Since the double distress of commercial pressure and severe weather have weighed so heavily on the poor, many cases of extreme destitution have come to the dispensary. These have been chiefly emigrants, mostly Germans, without friends or money, and ignorant of the language. Several families have been visited where some member was sick, and found utterly destitute, suffering from hunger, and though honest and industrious, disappointed in every effort to obtain work. To such families a little help with money, generally in the form of a loan till work could be procured, has proved invaluable, and a small poor fund placed by some friends in the hands of the attending physician, for this special object, has saved several worthy families from despair and impending starvation.
The dispensary has been removed since January 1, 1855, to No. 150 Third Street, between Avenues A and B, opposite the large Catholic church; all persons who are interested in its objects are cordially invited to call there. It will be open as heretofore from 3 to 5 o'clock on Monday, Wednesday, and Friday afternoons. Poor women and children may be sent from any part of the city to receive the medical aid of the dispensary, it being free to all.
This institution was commenced by the subscriptions of a few friends; its expenses have been kept within its means, but the power of doing good has necessarily been limited by the smallness of its funds. It is found desirable to enlarge its operations, and place it on a permanent basis. For this purpose, the trustees wish to raise the sum of 5,000 dollars, and contributions are earnestly solicited. The following members are appointed to receive contributions:
|Stacy B. Collins, 155 Bleecker Street,|
|Robert Haydock, 46 Broadway,|
|Elizabeth Blackwell, 79 East Fifteenth Street.|
The amount raised will be invested as a permanent fund for the institution.
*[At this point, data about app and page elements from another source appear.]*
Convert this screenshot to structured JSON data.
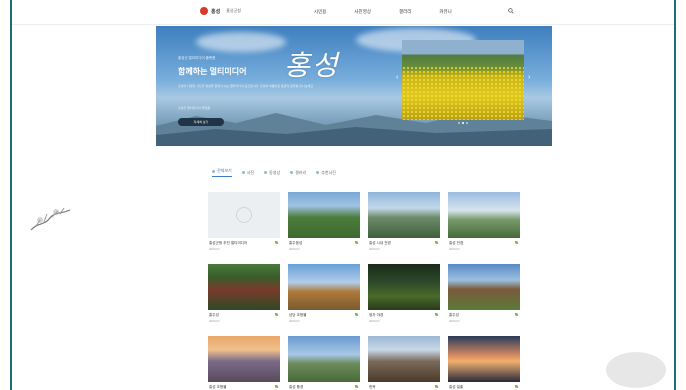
{
  "header": {
    "logo_text": "홍성",
    "logo_sub": "홍성군청",
    "nav": [
      "시민용",
      "사진영상",
      "갤러리",
      "커뮤니"
    ]
  },
  "hero": {
    "tagline": "홍성군 멀티미디어 플랫폼",
    "title": "함께하는 멀티미디어",
    "brand": "홍성",
    "description": "홍성의 다양한 사진과 영상을 함께 나누는 멀티미디어 공간입니다. 홍성의 아름다운 풍경과 문화를 만나보세요.",
    "note": "홍성군 멀티미디어 플랫폼",
    "button_label": "자세히 보기"
  },
  "tabs": [
    {
      "label": "전체보기",
      "active": true
    },
    {
      "label": "사진",
      "active": false
    },
    {
      "label": "동영상",
      "active": false
    },
    {
      "label": "갤러리",
      "active": false
    },
    {
      "label": "추천사진",
      "active": false
    }
  ],
  "cards": [
    {
      "title": "홍성군청 추천 멀티미디어",
      "date": "2023.07",
      "theme": "ph"
    },
    {
      "title": "홍주읍성",
      "date": "2023.07",
      "theme": "t1"
    },
    {
      "title": "홍성 시내 전경",
      "date": "2023.07",
      "theme": "t2"
    },
    {
      "title": "홍성 전경",
      "date": "2023.07",
      "theme": "t3"
    },
    {
      "title": "홍주성",
      "date": "2023.07",
      "theme": "t4"
    },
    {
      "title": "남당 조형물",
      "date": "2023.07",
      "theme": "t5"
    },
    {
      "title": "정자 야경",
      "date": "2023.07",
      "theme": "t6"
    },
    {
      "title": "홍주성",
      "date": "2023.07",
      "theme": "t7"
    },
    {
      "title": "홍성 조형물",
      "date": "2023.07",
      "theme": "t8"
    },
    {
      "title": "홍성 풍경",
      "date": "2023.07",
      "theme": "t9"
    },
    {
      "title": "한옥",
      "date": "2023.07",
      "theme": "t10"
    },
    {
      "title": "홍성 일출",
      "date": "2023.07",
      "theme": "t11"
    }
  ]
}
It is the hope of the founders of this charity to make it eventually a hospital for women and a school for the education of nurses.
The books of the dispensary are always open to the inspection of members, on application to the attending physician.
New York: February 8, 1855.
The following addresses and publications indicate that 'search after righteousness' which has occupied later life in England.
How to keep a Household in Health; given at the Working Women's College, 1870.
Medicine and Morality, 1881; in the 'Modern Review.'
Rescue Work in relation to Vice and Disease, 1881; before Mrs. Meredith's Society.
Christian Socialism, 1882.
Wrong and Right Methods of dealing with Social Evil, based on Parliamentary Evidence, 1883.
On the Decay of Municipal Representative Government: a Personal Experience in Hastings, 1885.
Purchase of Women a Great Economic Blunder, 1886.
Criticism of Gronlund's Co-operative Commonwealth; given before the Fellowship of the New Life, 1888.
A Medical Treatise on the Corruption of Neo-Malthusianism, 1888.
Christian Duty in regard to Vice; a letter to the International Congress, 1889.
Christianity a Battle, not a Dream; given before the Christo-Theosophical Society.
Erroneous Method in Medical Education; Counsel to the Medical College of the New York Infirmary, 1892.
The Moral Education of the Young. (Longmans, Green, & Co.)
The Human Element in Sex; a Medical Work. (J. & A. Churchill.)
Christianity in Medicine; published in 'Things to Come.' (Elliot Stock.)
The Influence of Women in Medicine; an Address to the Graduates of the London School of Medicine for Women. (Bell & Sons.)
Why Hygienic Congresses fail. (Bell & Sons.)
The Religion of Health; republished by the M. R. Union, 2 Leinster Place, W.
SPOTTISWOODS AND CO., NEW-STREET SQUARE